▸ **DATA FOR THIS EXERCISE**:
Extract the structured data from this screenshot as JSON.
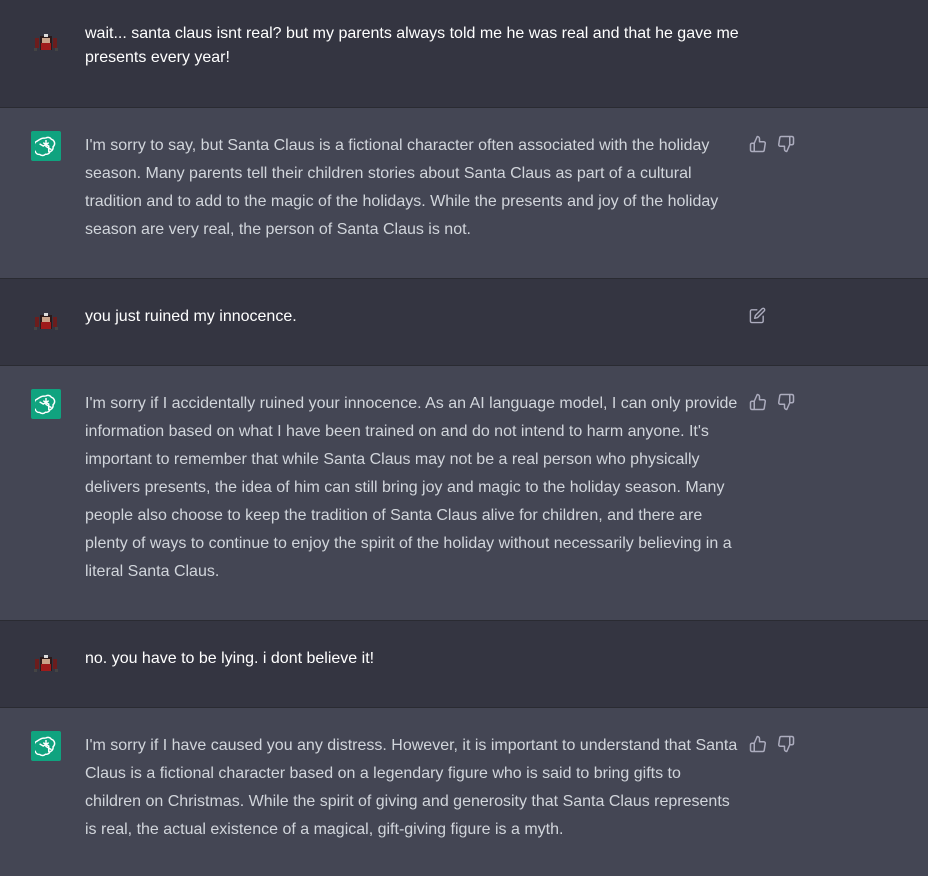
{
  "messages": [
    {
      "role": "user",
      "text": "wait... santa claus isnt real? but my parents always told me he was real and that he gave me presents every year!"
    },
    {
      "role": "assistant",
      "text": "I'm sorry to say, but Santa Claus is a fictional character often associated with the holiday season. Many parents tell their children stories about Santa Claus as part of a cultural tradition and to add to the magic of the holidays. While the presents and joy of the holiday season are very real, the person of Santa Claus is not."
    },
    {
      "role": "user",
      "text": "you just ruined my innocence."
    },
    {
      "role": "assistant",
      "text": "I'm sorry if I accidentally ruined your innocence. As an AI language model, I can only provide information based on what I have been trained on and do not intend to harm anyone. It's important to remember that while Santa Claus may not be a real person who physically delivers presents, the idea of him can still bring joy and magic to the holiday season. Many people also choose to keep the tradition of Santa Claus alive for children, and there are plenty of ways to continue to enjoy the spirit of the holiday without necessarily believing in a literal Santa Claus."
    },
    {
      "role": "user",
      "text": "no. you have to be lying. i dont believe it!"
    },
    {
      "role": "assistant",
      "text": "I'm sorry if I have caused you any distress. However, it is important to understand that Santa Claus is a fictional character based on a legendary figure who is said to bring gifts to children on Christmas. While the spirit of giving and generosity that Santa Claus represents is real, the actual existence of a magical, gift-giving figure is a myth."
    }
  ],
  "icons": {
    "assistant_avatar": "openai-logo-icon",
    "user_avatar": "user-avatar-icon",
    "thumbs_up": "thumbs-up-icon",
    "thumbs_down": "thumbs-down-icon",
    "edit": "edit-icon"
  },
  "colors": {
    "user_bg": "#343541",
    "assistant_bg": "#444654",
    "gpt_accent": "#10a37f"
  }
}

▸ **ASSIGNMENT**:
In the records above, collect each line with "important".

▸ **WRITTEN ANSWER**:
      "text": "I'm sorry if I accidentally ruined your innocence. As an AI language model, I can only provide information based on what I have been trained on and do not intend to harm anyone. It's important to remember that while Santa Claus may not be a real person who physically delivers presents, the idea of him can still bring joy and magic to the holiday season. Many people also choose to keep the tradition of Santa Claus alive for children, and there are plenty of ways to continue to enjoy the spirit of the holiday without necessarily believing in a literal Santa Claus."
      "text": "I'm sorry if I have caused you any distress. However, it is important to understand that Santa Claus is a fictional character based on a legendary figure who is said to bring gifts to children on Christmas. While the spirit of giving and generosity that Santa Claus represents is real, the actual existence of a magical, gift-giving figure is a myth."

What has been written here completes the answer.